River Close pipes out a crumb coat — a layer of frosting that helps keep crumbs from coming to the surface of a decorated cake — on Wednesday, Dec. 2.
Photo by Steven Josephson / [email protected]

FRISCO — Like many people, 11-year-old River Close decided to get into baking at the onset of novel coronavirus pandemic. But for her, the hobby has really taken off.

“Just at the start of quarantine, I was like, ‘I want to bake stuff. I have nothing else to do,’” she said. “And so I started baking some cakes.”

After she would bake and decorate the cakes, her stepdad would take them into work to share with his co-workers, who enjoyed them and encouraged River to make more. Not long after that, she offered to make a cake for a friend’s birthday, her mom shared a photo of the cake on Facebook, and several local friends started putting in requests for cake orders.

Since then, River has been taking advantage of the spare time afforded her amid a pandemic and online schooling at Summit Middle School to improve her craft, spread joy and possibly start up her own cake business one day.

Besides giving away several of her practice cakes, she’s made close to 20 commissioned cakes, including 10 for Thanksgiving. With her mom’s help, River recently opened two bank accounts.

“We went over to Alpine Bank and set up a checking and savings account, so I can teach her about how to do business financials, expenses …” said Andrea Beacham, River’s mom. “So she can see money coming in and out.”

Beacham runs a digital marketing business based on the Front Range and supports River’s work as “the assistant and investor.”

River is putting her earnings back into her operations, buying ingredients and saving up so that she might be able to open her own store and hire someone to do the dishes one day. Right now, her sales are based on word of mouth and the occasional person reaching out to Beacham on Facebook.

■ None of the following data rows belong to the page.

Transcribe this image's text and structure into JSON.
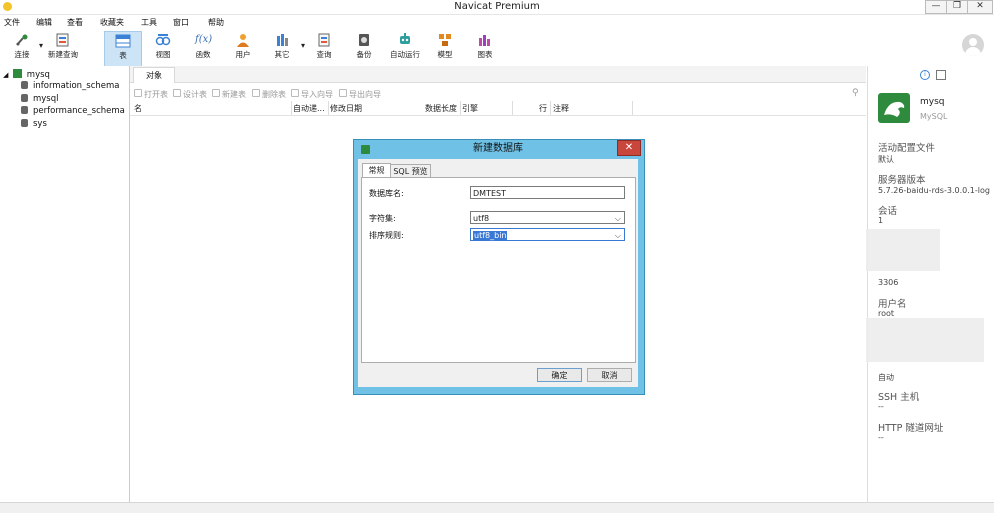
{
  "window": {
    "title": "Navicat Premium",
    "minimize": "—",
    "restore": "❐",
    "close": "✕"
  },
  "menu": [
    "文件",
    "编辑",
    "查看",
    "收藏夹",
    "工具",
    "窗口",
    "帮助"
  ],
  "toolbar": [
    {
      "label": "连接",
      "icon": "connect-icon"
    },
    {
      "label": "新建查询",
      "icon": "new-query-icon"
    },
    {
      "label": "表",
      "icon": "table-icon",
      "active": true
    },
    {
      "label": "视图",
      "icon": "view-icon"
    },
    {
      "label": "函数",
      "icon": "function-icon",
      "glyph": "f(x)"
    },
    {
      "label": "用户",
      "icon": "user-icon"
    },
    {
      "label": "其它",
      "icon": "other-icon"
    },
    {
      "label": "查询",
      "icon": "query-icon"
    },
    {
      "label": "备份",
      "icon": "backup-icon"
    },
    {
      "label": "自动运行",
      "icon": "robot-icon"
    },
    {
      "label": "模型",
      "icon": "model-icon"
    },
    {
      "label": "图表",
      "icon": "chart-icon"
    }
  ],
  "tree": {
    "connection": "mysq",
    "databases": [
      "information_schema",
      "mysql",
      "performance_schema",
      "sys"
    ]
  },
  "center": {
    "tab": "对象",
    "actions": [
      "打开表",
      "设计表",
      "新建表",
      "删除表",
      "导入向导",
      "导出向导"
    ],
    "columns": [
      "名",
      "自动递...",
      "修改日期",
      "数据长度",
      "引擎",
      "行",
      "注释"
    ]
  },
  "dialog": {
    "title": "新建数据库",
    "close": "✕",
    "tabs": [
      "常规",
      "SQL 预览"
    ],
    "fields": {
      "name_label": "数据库名:",
      "name_value": "DMTEST",
      "charset_label": "字符集:",
      "charset_value": "utf8",
      "collation_label": "排序规则:",
      "collation_value": "utf8_bin"
    },
    "ok": "确定",
    "cancel": "取消"
  },
  "right_panel": {
    "conn_name": "mysq",
    "conn_type": "MySQL",
    "items": [
      {
        "label": "活动配置文件",
        "value": "默认"
      },
      {
        "label": "服务器版本",
        "value": "5.7.26-baidu-rds-3.0.0.1-log"
      },
      {
        "label": "会话",
        "value": "1"
      },
      {
        "label": "",
        "value": "3306"
      },
      {
        "label": "用户名",
        "value": "root"
      },
      {
        "label": "",
        "value": "自动"
      },
      {
        "label": "SSH 主机",
        "value": "--"
      },
      {
        "label": "HTTP 隧道网址",
        "value": "--"
      }
    ]
  },
  "colors": {
    "accent": "#2e8b3e",
    "dialog_frame": "#6fc2e6",
    "selection": "#3a78d6",
    "close_red": "#c9463d"
  }
}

Andrea Beacham, left, and her daughter River Close discuss preparations for her next cake design Wednesday, Dec. 2.
Photo by Steven Josephson / [email protected]

While River eventually might expand her sales efforts, she’s enjoying being able to “spread more treats and make people happy” in the meantime.

She said seeing the reaction from someone else after giving away one of her first cakes “was an exhilarating moment.”

The positive feedback, especially from people outside her immediate family, has given her additional drive and validation.

“When their face is lit up, I know that they’re not lying because they’re not just my parents,” she said.

Beacham shares her daughter’s joy in spreading a little frosted happiness. She will occasionally offer up one of her daughter’s cakes on the One Man’s Junk Summit County Facebook page.

“It’s fun to see people’s reactions, to make them happy,” she said.

Being able to give away the cakes also makes it easier for River to get more practice in without asking her family to risk an unbalanced diet.

“We try not to eat a bunch of sweets,” Beacham said. “That’s why you’ll see us give them away for free.”

River Close pipes out a border onto the base of one of her cakes Wednesday, Dec. 2. River says she recently mastered applying borders to her cakes.
Photo by Steven Josephson / [email protected]

River’s current passion and focus is on nailing her frosting techniques. The trickiest thing that she’s mastered recently is the borders that run across the top and bottom of a cake — something that River says looks simple but requires precision to maintain a consistent look all the way around the cake.

“That was really difficult, but now I’ve learned it, and it looks really cool,” she said.

The border technique is also heavily dependent on getting the frosting recipe just right. If the frosting is too runny, the border might droop, and if it’s too thick, the design can crack and break.

The next skills she hopes to learn are a basket-weave design and how to make frosting animals. River says she prefers working with frosting over fondant or other cake-decorating materials.

“It’s more delicious, and it’s just more fun to work with,” she said.

Source Article